Lack of Personal Care Agreement Makes Reimbursements to Relatives an Improper Transfer
Reversing a trial court, a Louisiana appeals court determines that a nursing home resident improperly transferred close to $50,000 to his caregiver nephew and the nephew’s wife because the payments were not made pursuant to a valid personal care agreement. David v. State of Louisiana Department of Health and Hospitals (La. Ct. App., 1st, No. 2014 CA 0791, Dec. 23, 2014).

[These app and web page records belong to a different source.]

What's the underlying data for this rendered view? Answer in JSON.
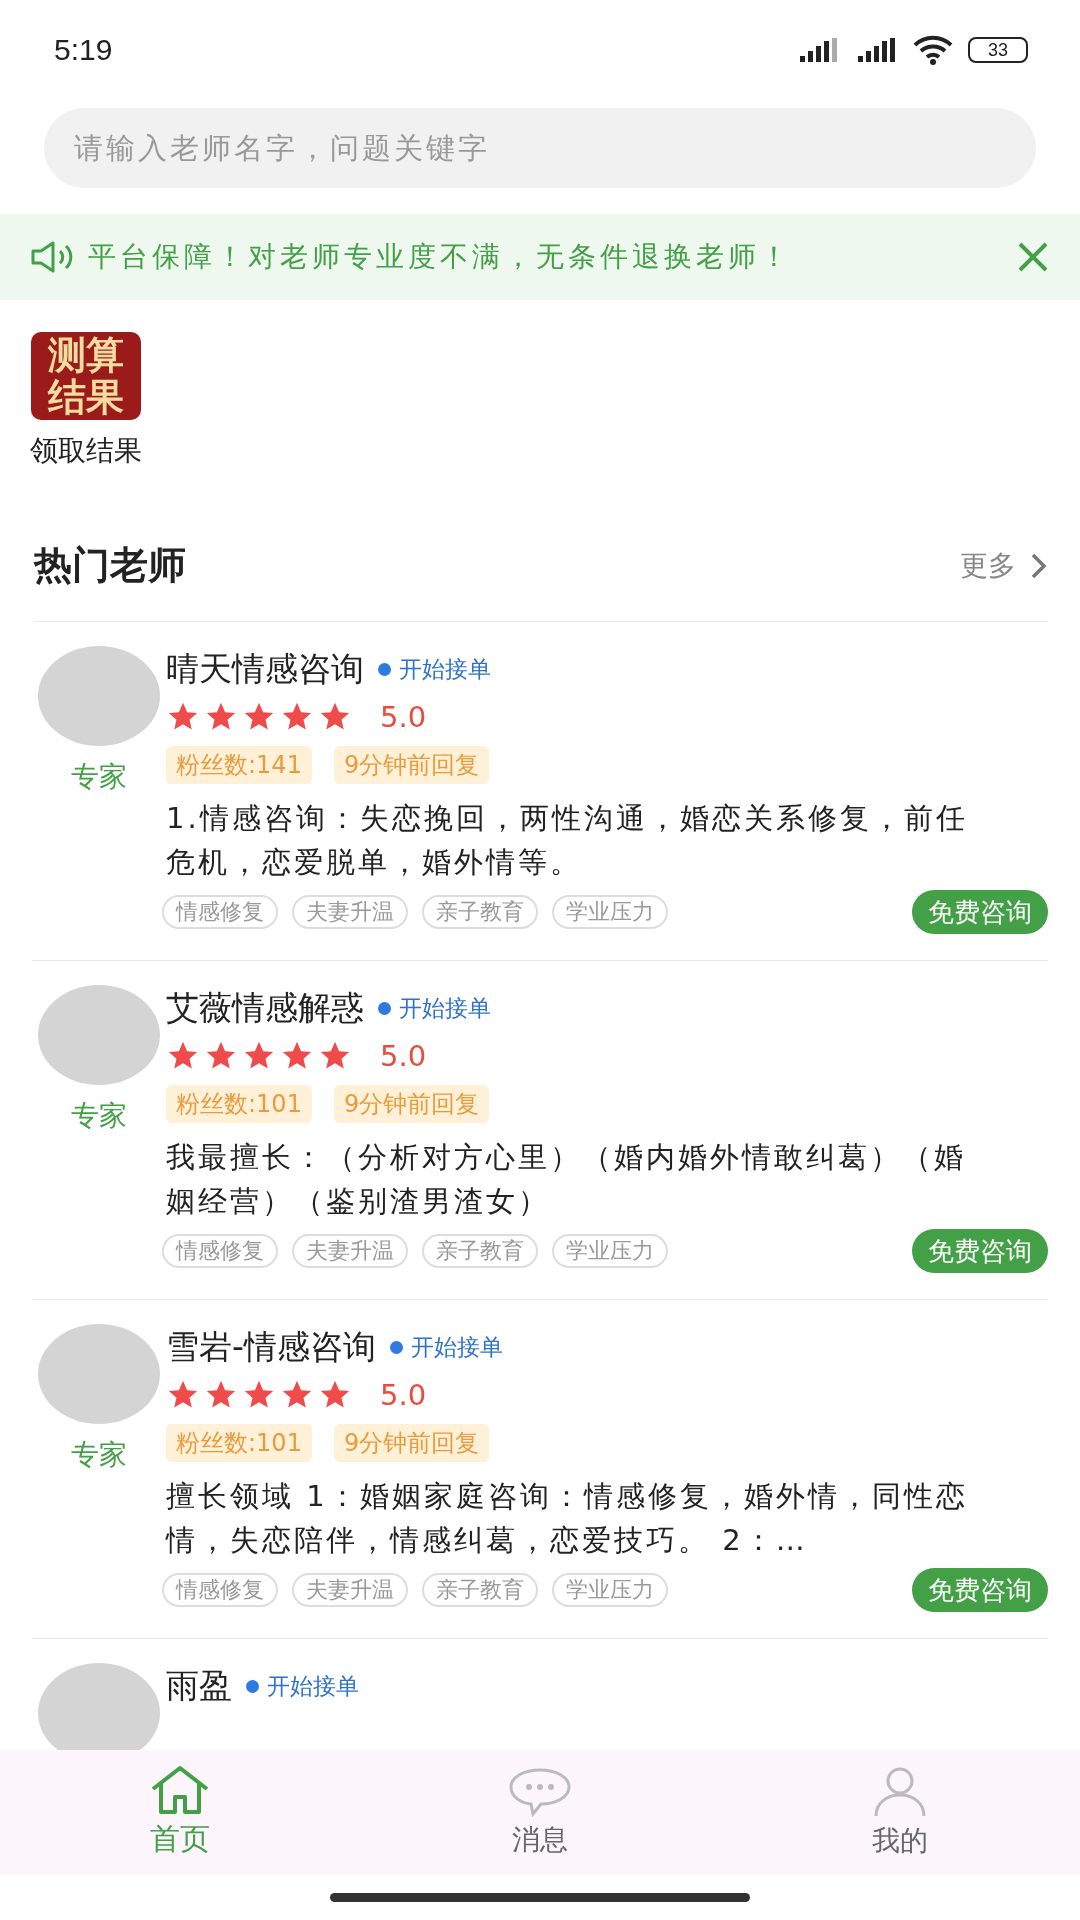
{
  "status_bar": {
    "time": "5:19",
    "battery": "33"
  },
  "search": {
    "placeholder": "请输入老师名字，问题关键字"
  },
  "notice": {
    "text": "平台保障！对老师专业度不满，无条件退换老师！"
  },
  "shortcuts": [
    {
      "icon_text": "测算结果",
      "label": "领取结果"
    }
  ],
  "section": {
    "title": "热门老师",
    "more": "更多"
  },
  "teachers": [
    {
      "name": "晴天情感咨询",
      "status": "开始接单",
      "stars": 5,
      "rating": "5.0",
      "title": "专家",
      "fans": "粉丝数:141",
      "reply": "9分钟前回复",
      "desc": "1.情感咨询：失恋挽回，两性沟通，婚恋关系修复，前任危机，恋爱脱单，婚外情等。",
      "tags": [
        "情感修复",
        "夫妻升温",
        "亲子教育",
        "学业压力"
      ],
      "button": "免费咨询"
    },
    {
      "name": "艾薇情感解惑",
      "status": "开始接单",
      "stars": 5,
      "rating": "5.0",
      "title": "专家",
      "fans": "粉丝数:101",
      "reply": "9分钟前回复",
      "desc": "我最擅长：（分析对方心里）（婚内婚外情敢纠葛）（婚姻经营）（鉴别渣男渣女）",
      "tags": [
        "情感修复",
        "夫妻升温",
        "亲子教育",
        "学业压力"
      ],
      "button": "免费咨询"
    },
    {
      "name": "雪岩-情感咨询",
      "status": "开始接单",
      "stars": 5,
      "rating": "5.0",
      "title": "专家",
      "fans": "粉丝数:101",
      "reply": "9分钟前回复",
      "desc": "擅长领域 1：婚姻家庭咨询：情感修复，婚外情，同性恋情，失恋陪伴，情感纠葛，恋爱技巧。 2：…",
      "tags": [
        "情感修复",
        "夫妻升温",
        "亲子教育",
        "学业压力"
      ],
      "button": "免费咨询"
    },
    {
      "name": "雨盈",
      "status": "开始接单"
    }
  ],
  "tab_bar": [
    {
      "label": "首页",
      "kind": "home",
      "selected": true
    },
    {
      "label": "消息",
      "kind": "message",
      "selected": false
    },
    {
      "label": "我的",
      "kind": "profile",
      "selected": false
    }
  ]
}
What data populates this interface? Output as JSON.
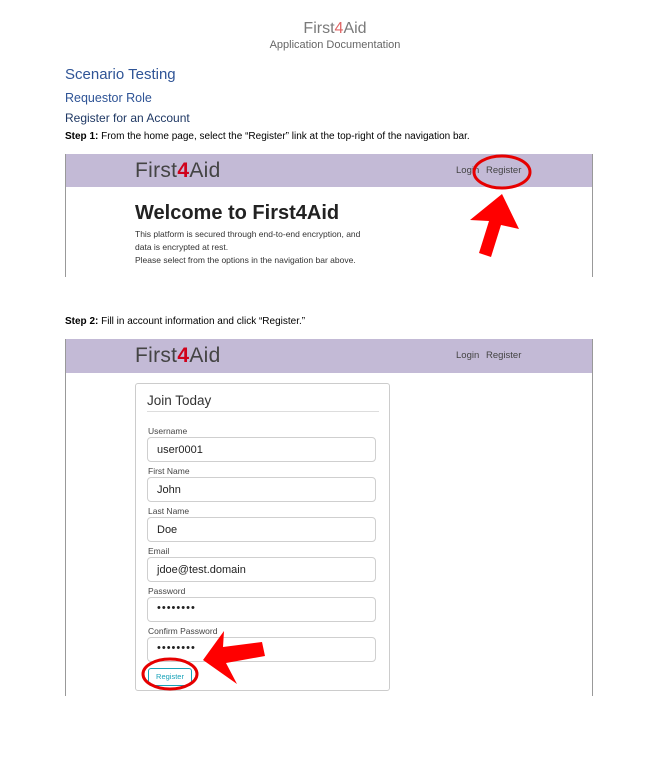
{
  "document": {
    "brand_prefix": "First",
    "brand_four": "4",
    "brand_suffix": "Aid",
    "subtitle": "Application Documentation"
  },
  "headings": {
    "h1": "Scenario Testing",
    "h2": "Requestor Role",
    "h3": "Register for an Account"
  },
  "steps": [
    {
      "label": "Step 1:",
      "text": " From the home page, select the “Register” link at the top-right of the navigation bar."
    },
    {
      "label": "Step 2:",
      "text": " Fill in account information and click “Register.”"
    }
  ],
  "app": {
    "brand_prefix": "First",
    "brand_four": "4",
    "brand_suffix": "Aid",
    "nav_login": "Login",
    "nav_register": "Register",
    "navbar_color": "#c3bad6",
    "accent_red": "#d0021b"
  },
  "screenshot1": {
    "welcome": "Welcome to First4Aid",
    "lines": [
      "This platform is secured through end-to-end encryption, and",
      "data is encrypted at rest.",
      "Please select from the options in the navigation bar above."
    ]
  },
  "screenshot2": {
    "form_title": "Join Today",
    "fields": [
      {
        "label": "Username",
        "value": "user0001"
      },
      {
        "label": "First Name",
        "value": "John"
      },
      {
        "label": "Last Name",
        "value": "Doe"
      },
      {
        "label": "Email",
        "value": "jdoe@test.domain"
      },
      {
        "label": "Password",
        "value": "••••••••"
      },
      {
        "label": "Confirm Password",
        "value": "••••••••"
      }
    ],
    "submit_label": "Register"
  }
}
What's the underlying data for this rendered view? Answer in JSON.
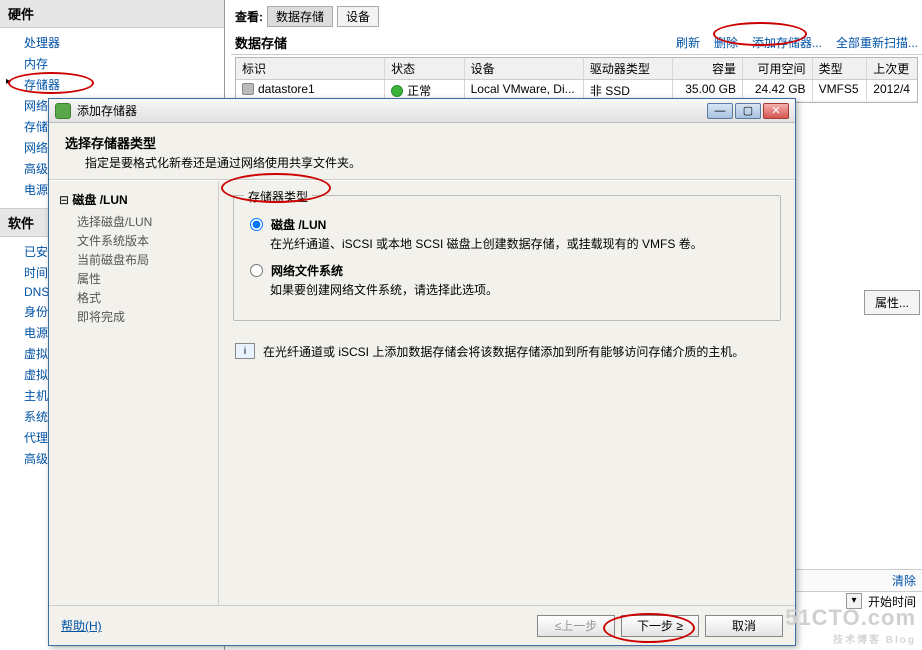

Widley David entered a Louisiana nursing home in 2008. Between 2008 and 2010, Mr. David wrote six checks to his nephew and his nephew’s wife totaling $49,195. According to Mr. David, the checks were intended to repay his closest living relatives for the daily care that they provided him in the nursing home. When Mr. David applied for Medicaid in December 2010, the Louisiana Department of Health and Hospitals (DHH) assessed a nearly 15-month penalty period due to the transfers.
Mr. David did not appeal the initial imposition of a penalty period, but in July 2011 he requested a change in status from private pay to full Medicaid pay. DHH denied this request, stating that pursuant to the initial denial, Mr. David was ineligible for Medicaid until January 2012. Mr. David appealed the denial of his change in status, arguing that the payments to his relatives were reimbursement for care provided and not to qualify for Medicaid. DHH claimed that the payments would be valid only if made pursuant to a written personal care agreement, which Mr. David had never executed. After a trial court found in favor of Mr. David, the state appealed.
The Louisiana First Circuit Court of Appeal reverses the trial court, finding that the lack of a personal care agreement made the transfers to the relatives improper. The court states that a “payback arrangement or personal care agreement was necessary to validate this alleged arrangement; however, Mr. David did not offer any type of tangible or documentary evidence of an agreement, contract, or Personal Care Agreement to substantiate and validate his argument. The record is void of any evidence that complied with Medicaid eligibility requirements to validate the resource transfers.”
In Maryland you need to use a Personal Care Contract.
David Wingate is an elder law attorney, and practices in Frederick and Montgomery Counties, Maryland. Services include Medicaid, asset protection, wills and trusts.